Hesse’s Prime Minister Boris Rhein (CDU) has defended a gender ban in schools and universities in Hesse that the CDU and SPD are seeking. For him, it’s “not about culture wars and identity politics, but about the fact that the Council for German Spelling has set rules that make it easier and simpler to read texts,” said the CDU state leader Rhein to the German Press Agency in Wiesbaden.

The CDU and SPD are currently negotiating a new Hessian government coalition. According to a joint “key points paper”, they want to “stipulate” that in state and public institutions such as schools, universities and broadcasting, gendering with asterisks and internal Is will be avoided – while being guided by the German Spelling Council.

“I don’t want to tell anyone how they speak,” said Rhein. “But I think it’s important that no one at a university or school receives worse grades in a homework or an exam because, for example, they don’t use the gender asterisk.” He experiences “enormous support” for this from many citizens.

However, the intended gender ban in Hesse has also met with a lot of criticism.
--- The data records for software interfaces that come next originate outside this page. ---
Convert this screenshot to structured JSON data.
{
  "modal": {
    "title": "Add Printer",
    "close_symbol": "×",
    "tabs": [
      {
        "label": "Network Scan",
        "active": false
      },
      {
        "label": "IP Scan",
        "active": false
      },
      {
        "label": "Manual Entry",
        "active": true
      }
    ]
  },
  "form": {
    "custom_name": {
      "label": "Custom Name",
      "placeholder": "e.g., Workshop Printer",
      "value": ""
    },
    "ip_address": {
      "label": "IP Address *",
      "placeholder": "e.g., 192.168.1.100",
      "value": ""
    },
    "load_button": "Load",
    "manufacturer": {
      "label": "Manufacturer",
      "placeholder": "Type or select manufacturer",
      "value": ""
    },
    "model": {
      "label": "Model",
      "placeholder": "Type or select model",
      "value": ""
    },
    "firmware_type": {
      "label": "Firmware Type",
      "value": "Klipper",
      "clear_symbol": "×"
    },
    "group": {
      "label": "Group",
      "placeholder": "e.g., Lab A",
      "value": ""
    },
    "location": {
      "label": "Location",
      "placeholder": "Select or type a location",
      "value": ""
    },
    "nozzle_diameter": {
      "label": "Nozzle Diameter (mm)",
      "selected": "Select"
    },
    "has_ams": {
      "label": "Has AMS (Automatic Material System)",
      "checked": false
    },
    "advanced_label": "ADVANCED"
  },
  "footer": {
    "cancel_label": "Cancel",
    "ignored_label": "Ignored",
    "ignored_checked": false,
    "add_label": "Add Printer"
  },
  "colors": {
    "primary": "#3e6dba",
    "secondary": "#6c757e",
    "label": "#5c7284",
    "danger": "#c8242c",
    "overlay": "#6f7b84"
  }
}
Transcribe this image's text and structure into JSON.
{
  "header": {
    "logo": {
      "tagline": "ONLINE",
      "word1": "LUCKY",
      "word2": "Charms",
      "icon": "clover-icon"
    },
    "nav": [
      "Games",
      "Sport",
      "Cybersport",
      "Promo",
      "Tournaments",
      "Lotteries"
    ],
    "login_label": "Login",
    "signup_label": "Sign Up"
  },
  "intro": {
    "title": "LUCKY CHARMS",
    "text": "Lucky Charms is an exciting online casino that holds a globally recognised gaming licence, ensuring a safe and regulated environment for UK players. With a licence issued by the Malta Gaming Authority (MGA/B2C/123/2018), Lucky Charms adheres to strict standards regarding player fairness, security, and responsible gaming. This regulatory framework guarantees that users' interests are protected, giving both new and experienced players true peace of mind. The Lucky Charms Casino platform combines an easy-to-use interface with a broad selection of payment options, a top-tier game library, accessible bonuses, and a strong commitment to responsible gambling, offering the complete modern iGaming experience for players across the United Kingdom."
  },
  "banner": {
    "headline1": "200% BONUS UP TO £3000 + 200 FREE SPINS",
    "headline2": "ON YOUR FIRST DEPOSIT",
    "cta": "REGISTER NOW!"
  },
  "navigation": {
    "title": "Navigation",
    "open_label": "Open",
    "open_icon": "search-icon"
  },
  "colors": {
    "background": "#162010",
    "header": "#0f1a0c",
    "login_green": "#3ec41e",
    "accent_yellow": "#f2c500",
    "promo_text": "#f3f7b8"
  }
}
The Jusos, for example, are threatening not to agree to a black-red coalition agreement. Its parent party, the SPD, has not previously been known for pushing for gender bans.

In his own words, Rhein finds it difficult to listen to or read gender forms. He himself often uses couplets such as “citizens”. With “bulky” gender special forms, however, many would be excluded. “This is the exact opposite of inclusion,” said the Prime Minister.

The German Spelling Council initially decided in July not to classify gender symbols as a core component of German orthography. In a new addition, the council also lists the gendering inside the word – colon, underscore and asterisk. However, these are still not regular characters.

“Key points paper” from the CDU and SPD in Hesse